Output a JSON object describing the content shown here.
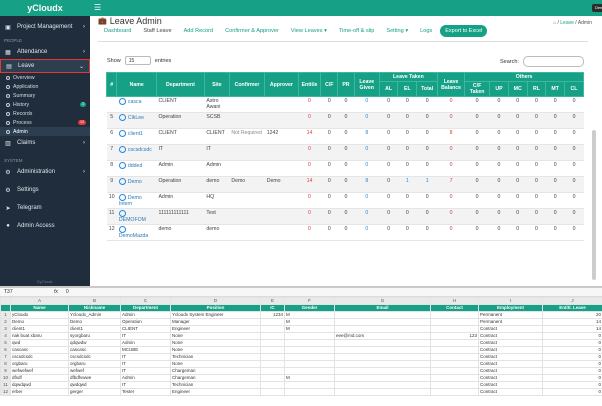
{
  "app": {
    "brand": "yCloudx",
    "top_button": "Demo"
  },
  "sidebar": {
    "items_top": [
      {
        "label": "Project Management",
        "icon": "briefcase-icon"
      }
    ],
    "section_people": "PEOPLE",
    "people": [
      {
        "label": "Attendance",
        "icon": "calendar-icon"
      },
      {
        "label": "Leave",
        "icon": "leave-icon"
      }
    ],
    "leave_sub": [
      {
        "label": "Overview"
      },
      {
        "label": "Application"
      },
      {
        "label": "Summary"
      },
      {
        "label": "History",
        "badge": "3",
        "badge_color": "#16a085"
      },
      {
        "label": "Records"
      },
      {
        "label": "Process",
        "badge": "12",
        "badge_color": "#e53935"
      },
      {
        "label": "Admin"
      }
    ],
    "claims": "Claims",
    "section_system": "SYSTEM",
    "system": [
      {
        "label": "Administration",
        "icon": "gear-icon"
      },
      {
        "label": "Settings",
        "icon": "settings-icon"
      },
      {
        "label": "Telegram",
        "icon": "telegram-icon"
      },
      {
        "label": "Admin Access",
        "icon": "user-icon"
      }
    ],
    "footer": "©yCloud."
  },
  "page": {
    "title": "Leave Admin",
    "breadcrumb": {
      "home": "⌂",
      "leave": "Leave",
      "current": "Admin"
    }
  },
  "tabs": [
    {
      "label": "Dashboard"
    },
    {
      "label": "Staff Leave"
    },
    {
      "label": "Add Record"
    },
    {
      "label": "Confirmer & Approver"
    },
    {
      "label": "View Leaves ▾"
    },
    {
      "label": "Time-off & slip"
    },
    {
      "label": "Setting ▾"
    },
    {
      "label": "Logs"
    }
  ],
  "export_label": "Export to Excel",
  "controls": {
    "show": "Show",
    "entries_value": "15",
    "entries": "entries",
    "search": "Search:"
  },
  "table": {
    "group_leave_taken": "Leave Taken",
    "group_others": "Others",
    "columns": [
      "#",
      "Name",
      "Department",
      "Site",
      "Confirmer",
      "Approver",
      "Entitle",
      "C/F",
      "PR",
      "Leave Given",
      "AL",
      "EL",
      "Total",
      "Leave Balance",
      "C/F Taken",
      "UP",
      "MC",
      "RL",
      "MT",
      "CL"
    ],
    "rows": [
      [
        "",
        "casca",
        "CLIENT",
        "Astro Awani",
        "",
        "",
        "0",
        "0",
        "0",
        "0",
        "0",
        "0",
        "0",
        "0",
        "0",
        "0",
        "0",
        "0",
        "0",
        "0"
      ],
      [
        "5",
        "ClkLee",
        "Operation",
        "SCSB",
        "",
        "",
        "0",
        "0",
        "0",
        "0",
        "0",
        "0",
        "0",
        "0",
        "0",
        "0",
        "0",
        "0",
        "0",
        "0"
      ],
      [
        "6",
        "client1",
        "CLIENT",
        "CLIENT",
        "Not Required",
        "1242",
        "14",
        "0",
        "0",
        "8",
        "0",
        "0",
        "0",
        "8",
        "0",
        "0",
        "0",
        "0",
        "0",
        "0"
      ],
      [
        "7",
        "cscsdcsdc",
        "IT",
        "IT",
        "",
        "",
        "0",
        "0",
        "0",
        "0",
        "0",
        "0",
        "0",
        "0",
        "0",
        "0",
        "0",
        "0",
        "0",
        "0"
      ],
      [
        "8",
        "ddded",
        "Admin",
        "Admin",
        "",
        "",
        "0",
        "0",
        "0",
        "0",
        "0",
        "0",
        "0",
        "0",
        "0",
        "0",
        "0",
        "0",
        "0",
        "0"
      ],
      [
        "9",
        "Demo",
        "Operation",
        "demo",
        "Demo",
        "Demo",
        "14",
        "0",
        "0",
        "8",
        "0",
        "1",
        "1",
        "7",
        "0",
        "0",
        "0",
        "0",
        "0",
        "0"
      ],
      [
        "10",
        "Demo Intern",
        "Admin",
        "HQ",
        "",
        "",
        "0",
        "0",
        "0",
        "0",
        "0",
        "0",
        "0",
        "0",
        "0",
        "0",
        "0",
        "0",
        "0",
        "0"
      ],
      [
        "11",
        "DEMOFOM",
        "111111111111",
        "Test",
        "",
        "",
        "0",
        "0",
        "0",
        "0",
        "0",
        "0",
        "0",
        "0",
        "0",
        "0",
        "0",
        "0",
        "0",
        "0"
      ],
      [
        "12",
        "DemoMazda",
        "demo",
        "demo",
        "",
        "",
        "0",
        "0",
        "0",
        "0",
        "0",
        "0",
        "0",
        "0",
        "0",
        "0",
        "0",
        "0",
        "0",
        "0"
      ]
    ]
  },
  "excel": {
    "cell_ref": "T37",
    "fx": "fx",
    "formula_value": "0",
    "col_letters": [
      "",
      "A",
      "B",
      "C",
      "D",
      "E",
      "F",
      "G",
      "H",
      "I",
      "J"
    ],
    "headers": [
      "Name",
      "Nickname",
      "Department",
      "Position",
      "IC",
      "Gender",
      "Email",
      "Contact",
      "Employment",
      "Entitl. Leave"
    ],
    "rows": [
      [
        "1",
        "yCloudx",
        "Ycloudx_Admin",
        "Admin",
        "Ycloudx System Engineer",
        "1234",
        "M",
        "",
        "",
        "Permanent",
        "20"
      ],
      [
        "2",
        "Demo",
        "Demo",
        "Operation",
        "Manager",
        "",
        "M",
        "",
        "",
        "Permanent",
        "14"
      ],
      [
        "3",
        "client1",
        "client1",
        "CLIENT",
        "Engineer",
        "",
        "M",
        "",
        "",
        "Contract",
        "14"
      ],
      [
        "4",
        "nak buat xbaru",
        "syorgbaru",
        "IT",
        "None",
        "",
        "",
        "eee@md.com",
        "123",
        "Contract",
        "0"
      ],
      [
        "5",
        "qwd",
        "qdqwdw",
        "Admin",
        "None",
        "",
        "",
        "",
        "",
        "Contract",
        "0"
      ],
      [
        "6",
        "cascasc",
        "cascasc",
        "MCUBE",
        "None",
        "",
        "",
        "",
        "",
        "Contract",
        "0"
      ],
      [
        "7",
        "cscsdcsdc",
        "cscsdcsdc",
        "IT",
        "Technician",
        "",
        "",
        "",
        "",
        "Contract",
        "0"
      ],
      [
        "8",
        "orgbaru",
        "orgbaru",
        "IT",
        "None",
        "",
        "",
        "",
        "",
        "Contract",
        "0"
      ],
      [
        "9",
        "wefwefwef",
        "wefwef",
        "IT",
        "Chargeman",
        "",
        "",
        "",
        "",
        "Contract",
        "0"
      ],
      [
        "10",
        "dfsdf",
        "dfbdfvwwe",
        "Admin",
        "Chargeman",
        "",
        "M",
        "",
        "",
        "Contract",
        "0"
      ],
      [
        "11",
        "dqwdqwd",
        "qwdqwd",
        "IT",
        "Technician",
        "",
        "",
        "",
        "",
        "Contract",
        "0"
      ],
      [
        "12",
        "erber",
        "gerger",
        "Tester",
        "Engineer",
        "",
        "",
        "",
        "",
        "Contract",
        "0"
      ]
    ]
  },
  "colors": {
    "accent": "#16a085",
    "sidebar": "#1f2d3d",
    "danger": "#e53935",
    "link": "#1e88e5"
  }
}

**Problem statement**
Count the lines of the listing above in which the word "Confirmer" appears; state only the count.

**Answer to the exercise**
2